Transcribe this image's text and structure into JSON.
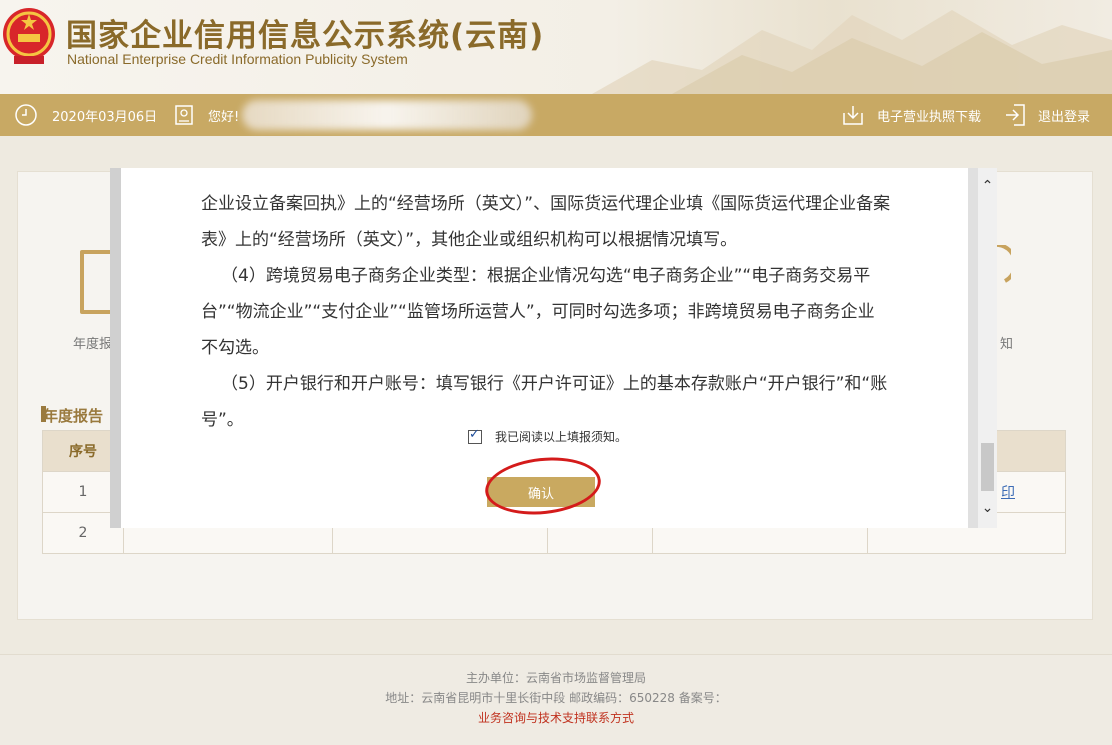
{
  "header": {
    "title_cn": "国家企业信用信息公示系统(云南)",
    "title_en": "National Enterprise Credit Information Publicity System"
  },
  "toolbar": {
    "date": "2020年03月06日",
    "greeting": "您好!",
    "download_license": "电子营业执照下载",
    "logout": "退出登录"
  },
  "background": {
    "annual_label_partial": "年度报",
    "notice_label_partial": "知",
    "section_title_partial": "年度报告",
    "table_header_index": "序号",
    "rows": [
      {
        "index": "1",
        "link_partial": "印"
      },
      {
        "index": "2"
      }
    ]
  },
  "modal": {
    "paragraphs": [
      "企业设立备案回执》上的“经营场所（英文）”、国际货运代理企业填《国际货运代理企业备案表》上的“经营场所（英文）”，其他企业或组织机构可以根据情况填写。",
      "（4）跨境贸易电子商务企业类型：根据企业情况勾选“电子商务企业”“电子商务交易平台”“物流企业”“支付企业”“监管场所运营人”，可同时勾选多项；非跨境贸易电子商务企业不勾选。",
      "（5）开户银行和开户账号：填写银行《开户许可证》上的基本存款账户“开户银行”和“账号”。"
    ],
    "checkbox_label": "我已阅读以上填报须知。",
    "checkbox_checked": true,
    "confirm_label": "确认"
  },
  "footer": {
    "host": "主办单位：云南省市场监督管理局",
    "address": "地址：云南省昆明市十里长街中段 邮政编码：650228 备案号：",
    "support_link": "业务咨询与技术支持联系方式"
  },
  "colors": {
    "gold": "#c8a964",
    "brown_title": "#8a6a2a",
    "annotation_red": "#d41b1b"
  }
}
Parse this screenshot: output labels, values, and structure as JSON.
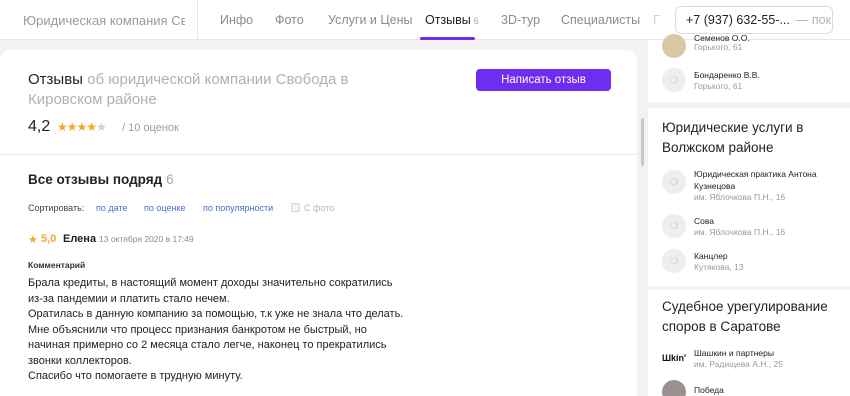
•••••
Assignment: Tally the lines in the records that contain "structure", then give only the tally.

Response below: 2